> [EXERCISE DIRECTIONS] Check every line of the data below for the word "Windows". Copy the ones that have it.

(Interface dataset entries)

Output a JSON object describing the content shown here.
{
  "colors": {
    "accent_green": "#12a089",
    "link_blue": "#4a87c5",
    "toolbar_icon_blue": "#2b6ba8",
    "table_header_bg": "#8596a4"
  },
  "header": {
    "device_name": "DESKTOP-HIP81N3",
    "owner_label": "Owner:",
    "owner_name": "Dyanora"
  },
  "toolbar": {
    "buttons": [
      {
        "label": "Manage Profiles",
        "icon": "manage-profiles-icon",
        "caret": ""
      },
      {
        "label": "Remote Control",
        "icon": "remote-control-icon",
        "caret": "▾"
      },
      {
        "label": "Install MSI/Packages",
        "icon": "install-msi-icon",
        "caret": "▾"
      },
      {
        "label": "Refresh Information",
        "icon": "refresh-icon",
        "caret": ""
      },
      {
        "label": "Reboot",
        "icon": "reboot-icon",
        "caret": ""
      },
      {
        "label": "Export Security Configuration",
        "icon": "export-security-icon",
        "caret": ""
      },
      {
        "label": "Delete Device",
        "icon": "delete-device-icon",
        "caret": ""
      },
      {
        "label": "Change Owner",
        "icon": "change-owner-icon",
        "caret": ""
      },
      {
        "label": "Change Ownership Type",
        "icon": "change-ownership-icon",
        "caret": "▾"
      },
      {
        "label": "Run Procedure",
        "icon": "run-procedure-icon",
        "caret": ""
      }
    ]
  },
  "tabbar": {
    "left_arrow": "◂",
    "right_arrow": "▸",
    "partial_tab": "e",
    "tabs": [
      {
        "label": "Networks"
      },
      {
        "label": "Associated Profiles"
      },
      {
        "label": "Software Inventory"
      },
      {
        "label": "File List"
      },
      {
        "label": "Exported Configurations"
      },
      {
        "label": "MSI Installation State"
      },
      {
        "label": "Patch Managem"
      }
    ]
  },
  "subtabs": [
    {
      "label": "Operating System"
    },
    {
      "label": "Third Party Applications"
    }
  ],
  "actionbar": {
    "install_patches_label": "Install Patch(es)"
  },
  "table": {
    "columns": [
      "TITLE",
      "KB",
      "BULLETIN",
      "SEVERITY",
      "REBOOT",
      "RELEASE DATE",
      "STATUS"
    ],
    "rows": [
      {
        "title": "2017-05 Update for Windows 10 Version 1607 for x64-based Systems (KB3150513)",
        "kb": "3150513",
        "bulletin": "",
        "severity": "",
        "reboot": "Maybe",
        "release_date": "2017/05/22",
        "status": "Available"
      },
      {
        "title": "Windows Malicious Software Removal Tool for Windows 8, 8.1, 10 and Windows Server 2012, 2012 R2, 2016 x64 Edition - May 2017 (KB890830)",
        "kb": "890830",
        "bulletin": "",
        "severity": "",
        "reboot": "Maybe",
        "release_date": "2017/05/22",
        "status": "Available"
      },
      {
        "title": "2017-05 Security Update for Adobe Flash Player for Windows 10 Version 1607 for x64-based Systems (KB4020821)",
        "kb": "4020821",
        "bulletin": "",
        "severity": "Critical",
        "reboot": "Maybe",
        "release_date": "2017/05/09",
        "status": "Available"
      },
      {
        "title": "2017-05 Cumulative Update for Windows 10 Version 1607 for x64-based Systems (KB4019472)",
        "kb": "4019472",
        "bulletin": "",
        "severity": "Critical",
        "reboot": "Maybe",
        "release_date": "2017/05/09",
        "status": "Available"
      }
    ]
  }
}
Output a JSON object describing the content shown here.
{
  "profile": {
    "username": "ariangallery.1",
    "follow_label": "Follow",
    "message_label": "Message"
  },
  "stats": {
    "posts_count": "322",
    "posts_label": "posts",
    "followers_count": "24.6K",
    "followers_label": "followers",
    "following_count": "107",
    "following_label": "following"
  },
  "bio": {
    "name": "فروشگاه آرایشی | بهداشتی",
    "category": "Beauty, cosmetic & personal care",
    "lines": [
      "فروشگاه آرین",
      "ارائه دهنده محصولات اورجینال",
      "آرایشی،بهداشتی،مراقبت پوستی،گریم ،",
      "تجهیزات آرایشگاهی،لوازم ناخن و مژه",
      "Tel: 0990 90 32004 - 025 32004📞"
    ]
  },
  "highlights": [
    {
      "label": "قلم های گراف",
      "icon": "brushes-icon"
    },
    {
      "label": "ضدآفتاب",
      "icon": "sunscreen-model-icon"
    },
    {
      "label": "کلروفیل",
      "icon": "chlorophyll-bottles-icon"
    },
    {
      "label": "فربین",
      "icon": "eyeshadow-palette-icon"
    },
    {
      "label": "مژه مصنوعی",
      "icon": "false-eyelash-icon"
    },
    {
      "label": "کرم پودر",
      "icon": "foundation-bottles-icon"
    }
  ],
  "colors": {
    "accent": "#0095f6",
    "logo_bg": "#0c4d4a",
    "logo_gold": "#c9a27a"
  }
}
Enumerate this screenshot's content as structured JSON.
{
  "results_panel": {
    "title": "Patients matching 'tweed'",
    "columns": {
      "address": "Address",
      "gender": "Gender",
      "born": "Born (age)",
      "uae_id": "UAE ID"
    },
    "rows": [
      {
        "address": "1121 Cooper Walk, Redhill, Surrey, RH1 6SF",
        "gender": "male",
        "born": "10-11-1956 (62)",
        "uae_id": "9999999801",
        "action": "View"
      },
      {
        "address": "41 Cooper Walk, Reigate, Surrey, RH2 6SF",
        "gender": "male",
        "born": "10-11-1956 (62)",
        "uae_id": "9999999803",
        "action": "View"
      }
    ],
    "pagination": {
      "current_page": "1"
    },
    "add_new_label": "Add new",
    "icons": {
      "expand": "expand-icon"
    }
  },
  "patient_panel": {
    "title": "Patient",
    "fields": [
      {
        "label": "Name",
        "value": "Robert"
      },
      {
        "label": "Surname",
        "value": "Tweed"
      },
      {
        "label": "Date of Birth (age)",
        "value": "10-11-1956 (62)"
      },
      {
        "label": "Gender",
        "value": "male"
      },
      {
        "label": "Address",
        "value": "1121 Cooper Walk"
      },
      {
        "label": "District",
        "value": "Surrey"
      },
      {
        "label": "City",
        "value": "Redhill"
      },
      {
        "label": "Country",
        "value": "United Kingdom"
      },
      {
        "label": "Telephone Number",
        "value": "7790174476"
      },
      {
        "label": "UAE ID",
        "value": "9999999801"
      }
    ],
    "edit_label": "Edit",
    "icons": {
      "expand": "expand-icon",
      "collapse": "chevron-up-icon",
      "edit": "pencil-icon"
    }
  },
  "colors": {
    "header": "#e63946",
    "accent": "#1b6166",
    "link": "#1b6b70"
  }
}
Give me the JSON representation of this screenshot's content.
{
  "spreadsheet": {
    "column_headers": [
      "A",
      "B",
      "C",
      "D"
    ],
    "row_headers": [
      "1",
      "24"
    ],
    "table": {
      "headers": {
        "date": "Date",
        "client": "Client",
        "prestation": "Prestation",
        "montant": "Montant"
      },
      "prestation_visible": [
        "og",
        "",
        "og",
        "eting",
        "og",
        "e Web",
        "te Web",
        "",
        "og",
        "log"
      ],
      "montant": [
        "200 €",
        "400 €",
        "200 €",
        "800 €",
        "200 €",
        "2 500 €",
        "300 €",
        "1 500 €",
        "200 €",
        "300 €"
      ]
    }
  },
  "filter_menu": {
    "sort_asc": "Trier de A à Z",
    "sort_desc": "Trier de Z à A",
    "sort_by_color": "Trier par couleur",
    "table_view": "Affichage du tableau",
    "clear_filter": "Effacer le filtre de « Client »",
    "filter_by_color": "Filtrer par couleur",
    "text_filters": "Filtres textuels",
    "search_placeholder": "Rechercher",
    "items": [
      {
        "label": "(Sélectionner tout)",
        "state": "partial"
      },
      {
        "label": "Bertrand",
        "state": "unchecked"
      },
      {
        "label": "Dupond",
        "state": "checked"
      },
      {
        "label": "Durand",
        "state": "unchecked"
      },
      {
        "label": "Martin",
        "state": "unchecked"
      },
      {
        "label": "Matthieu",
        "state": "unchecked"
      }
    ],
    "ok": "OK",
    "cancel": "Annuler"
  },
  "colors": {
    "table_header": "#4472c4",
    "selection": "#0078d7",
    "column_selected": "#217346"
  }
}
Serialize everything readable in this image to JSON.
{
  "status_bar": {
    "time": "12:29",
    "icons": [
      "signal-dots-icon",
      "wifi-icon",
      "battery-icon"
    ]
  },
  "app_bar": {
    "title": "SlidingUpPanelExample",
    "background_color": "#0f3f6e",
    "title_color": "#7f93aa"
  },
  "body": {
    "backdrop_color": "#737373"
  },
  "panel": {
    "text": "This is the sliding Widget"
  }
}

> [WRITTEN ANSWER]
        "title": "2017-05 Update for Windows 10 Version 1607 for x64-based Systems (KB3150513)",
        "title": "Windows Malicious Software Removal Tool for Windows 8, 8.1, 10 and Windows Server 2012, 2012 R2, 2016 x64 Edition - May 2017 (KB890830)",
        "title": "2017-05 Security Update for Adobe Flash Player for Windows 10 Version 1607 for x64-based Systems (KB4020821)",
        "title": "2017-05 Cumulative Update for Windows 10 Version 1607 for x64-based Systems (KB4019472)",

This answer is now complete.